Helmets and speed limits for e-scooters under draft legislation published by Govt

People riding e-scooters will have to wear helmets and adhere to traffic laws or face fines for offences including dangerous driving, under draft legislation published by the Gibraltar Government on Thursday.

The long-awaited legislation seeks to regulate the use of Personal Light Electric Transporters, which includes e-scooters fitted with seats.

E-scooters are increasingly popular as a means of getting around but are regarded by many other road users as dangerous.

The draft legislation, which has yet to be debated and passed by Parliament, seeks to create a framework for their safe and correct use.

“The use of these personal mobility devices is now widespread in many cities as they are seen as an alternative mode of transport,” said Paul Balban, the Minister for Transport.

“There is however a need to regulate how these devices are used on the road to ensure the safety of all road users and the Bill provides the legal structure to guide and hold to account those users that breach the regulations.”

A key provision of the proposed legislation is that e-scooters must be driven on roads and cannot exceed a speed of 25km per hour.

Most e-scooters have that speed as a top limit and tampering with them to go faster will be an offence.

The use of these devices will be prohibited to anyone under the age of 17 and anyone using them must obey any instructions to stop given by police officers.

The draft legislation also provides for fixed penalty notices, much the same as applies to other road users.

The Bill also includes an amendment to the Crimes Act to widen the definition of the offence of “furious driving or racing” to include “furious, driving, racing, riding or operation”.

It also defines Personal Light Electric Transporters in law, including capping their maximum speed at 25km per hour.

The government looked at adding a requirement for mandatory insurance but found there was no appetite from local insurance companies to provide it.

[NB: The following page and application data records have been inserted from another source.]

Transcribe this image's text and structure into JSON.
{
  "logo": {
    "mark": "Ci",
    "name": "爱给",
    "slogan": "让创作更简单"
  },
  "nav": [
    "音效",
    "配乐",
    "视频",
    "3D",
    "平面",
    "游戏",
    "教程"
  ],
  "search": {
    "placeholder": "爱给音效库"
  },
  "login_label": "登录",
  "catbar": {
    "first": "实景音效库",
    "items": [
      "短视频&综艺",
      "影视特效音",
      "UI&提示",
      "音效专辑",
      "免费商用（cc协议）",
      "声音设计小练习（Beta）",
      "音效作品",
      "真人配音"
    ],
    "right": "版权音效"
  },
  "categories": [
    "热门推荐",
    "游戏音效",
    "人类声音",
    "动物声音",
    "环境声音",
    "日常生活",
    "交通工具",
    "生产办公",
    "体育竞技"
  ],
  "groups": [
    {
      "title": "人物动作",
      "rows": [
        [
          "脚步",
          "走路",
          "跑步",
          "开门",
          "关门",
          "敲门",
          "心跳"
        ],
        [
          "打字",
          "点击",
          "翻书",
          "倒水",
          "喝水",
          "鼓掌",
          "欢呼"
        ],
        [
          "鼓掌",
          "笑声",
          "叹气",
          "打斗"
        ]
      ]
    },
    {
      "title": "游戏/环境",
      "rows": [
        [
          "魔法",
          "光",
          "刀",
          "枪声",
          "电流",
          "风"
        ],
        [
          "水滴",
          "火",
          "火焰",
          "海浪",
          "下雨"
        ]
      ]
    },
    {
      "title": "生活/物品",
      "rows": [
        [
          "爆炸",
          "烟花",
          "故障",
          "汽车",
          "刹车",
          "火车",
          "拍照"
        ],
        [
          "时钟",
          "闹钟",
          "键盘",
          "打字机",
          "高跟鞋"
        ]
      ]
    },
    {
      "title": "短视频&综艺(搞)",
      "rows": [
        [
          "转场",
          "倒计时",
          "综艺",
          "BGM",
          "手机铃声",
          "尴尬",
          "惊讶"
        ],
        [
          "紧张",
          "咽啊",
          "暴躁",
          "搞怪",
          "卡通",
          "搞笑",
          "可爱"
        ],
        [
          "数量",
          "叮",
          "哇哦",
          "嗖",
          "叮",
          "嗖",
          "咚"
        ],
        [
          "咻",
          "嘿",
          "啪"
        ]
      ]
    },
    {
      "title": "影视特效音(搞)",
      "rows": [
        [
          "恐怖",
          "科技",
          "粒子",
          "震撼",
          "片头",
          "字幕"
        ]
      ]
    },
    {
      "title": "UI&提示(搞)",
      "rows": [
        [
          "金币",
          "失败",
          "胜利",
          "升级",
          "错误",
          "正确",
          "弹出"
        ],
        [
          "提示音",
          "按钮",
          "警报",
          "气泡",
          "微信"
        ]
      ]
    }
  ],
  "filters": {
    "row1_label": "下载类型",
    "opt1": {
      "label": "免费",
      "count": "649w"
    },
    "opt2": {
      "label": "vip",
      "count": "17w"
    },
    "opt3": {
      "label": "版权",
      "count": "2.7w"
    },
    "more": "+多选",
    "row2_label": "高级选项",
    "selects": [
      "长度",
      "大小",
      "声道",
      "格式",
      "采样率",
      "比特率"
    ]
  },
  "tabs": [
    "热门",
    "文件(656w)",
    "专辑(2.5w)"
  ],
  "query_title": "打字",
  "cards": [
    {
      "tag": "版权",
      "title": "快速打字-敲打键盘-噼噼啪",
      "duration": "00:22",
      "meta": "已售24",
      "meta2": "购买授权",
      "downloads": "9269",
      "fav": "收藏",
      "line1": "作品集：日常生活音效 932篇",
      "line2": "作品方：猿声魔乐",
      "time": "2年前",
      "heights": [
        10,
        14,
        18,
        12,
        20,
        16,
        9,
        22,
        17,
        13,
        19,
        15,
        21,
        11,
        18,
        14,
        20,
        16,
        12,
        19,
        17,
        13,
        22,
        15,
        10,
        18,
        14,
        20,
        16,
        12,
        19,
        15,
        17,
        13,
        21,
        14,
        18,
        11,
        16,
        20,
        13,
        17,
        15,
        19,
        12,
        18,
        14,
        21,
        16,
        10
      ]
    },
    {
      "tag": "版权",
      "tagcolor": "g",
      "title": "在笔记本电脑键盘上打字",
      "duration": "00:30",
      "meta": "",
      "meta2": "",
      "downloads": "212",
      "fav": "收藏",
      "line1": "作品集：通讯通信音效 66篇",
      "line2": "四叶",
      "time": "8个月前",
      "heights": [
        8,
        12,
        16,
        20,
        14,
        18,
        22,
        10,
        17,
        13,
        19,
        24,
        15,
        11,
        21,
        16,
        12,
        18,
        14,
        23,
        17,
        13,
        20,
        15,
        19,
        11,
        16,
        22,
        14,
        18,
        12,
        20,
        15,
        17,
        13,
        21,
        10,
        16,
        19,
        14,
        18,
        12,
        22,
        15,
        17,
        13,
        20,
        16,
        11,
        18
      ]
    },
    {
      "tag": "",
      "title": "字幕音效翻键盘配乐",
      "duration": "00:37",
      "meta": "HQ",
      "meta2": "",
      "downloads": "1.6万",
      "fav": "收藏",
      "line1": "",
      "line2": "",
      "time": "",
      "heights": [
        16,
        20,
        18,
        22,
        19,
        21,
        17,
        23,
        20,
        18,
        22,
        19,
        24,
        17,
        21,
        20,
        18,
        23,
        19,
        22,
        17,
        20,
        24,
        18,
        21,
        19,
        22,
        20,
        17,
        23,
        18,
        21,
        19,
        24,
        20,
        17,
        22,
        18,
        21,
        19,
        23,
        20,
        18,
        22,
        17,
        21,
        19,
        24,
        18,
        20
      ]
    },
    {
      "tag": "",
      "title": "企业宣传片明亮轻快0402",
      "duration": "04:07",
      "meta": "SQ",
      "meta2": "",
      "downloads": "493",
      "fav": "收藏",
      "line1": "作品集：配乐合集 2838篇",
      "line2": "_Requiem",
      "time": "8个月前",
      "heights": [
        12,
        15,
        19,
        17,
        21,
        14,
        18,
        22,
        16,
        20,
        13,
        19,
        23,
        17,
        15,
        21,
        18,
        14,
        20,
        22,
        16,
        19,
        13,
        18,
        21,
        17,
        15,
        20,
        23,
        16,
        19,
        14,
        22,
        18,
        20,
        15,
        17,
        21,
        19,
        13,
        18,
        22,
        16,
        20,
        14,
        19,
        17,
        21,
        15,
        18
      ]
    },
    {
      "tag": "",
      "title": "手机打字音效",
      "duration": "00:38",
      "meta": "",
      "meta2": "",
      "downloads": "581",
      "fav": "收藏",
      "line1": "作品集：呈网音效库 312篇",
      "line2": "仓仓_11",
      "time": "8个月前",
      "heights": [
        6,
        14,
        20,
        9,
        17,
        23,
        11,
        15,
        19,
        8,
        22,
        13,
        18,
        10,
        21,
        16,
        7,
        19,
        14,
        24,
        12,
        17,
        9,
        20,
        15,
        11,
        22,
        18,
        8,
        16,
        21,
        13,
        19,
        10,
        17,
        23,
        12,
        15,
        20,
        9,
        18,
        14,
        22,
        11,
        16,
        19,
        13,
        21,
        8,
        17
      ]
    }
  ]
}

To add the requirement would have had the practical effect of banning this type of transport device.

EDITOR’S NOTE: This story has been updated to add details of the decision not to require mandatory insurance.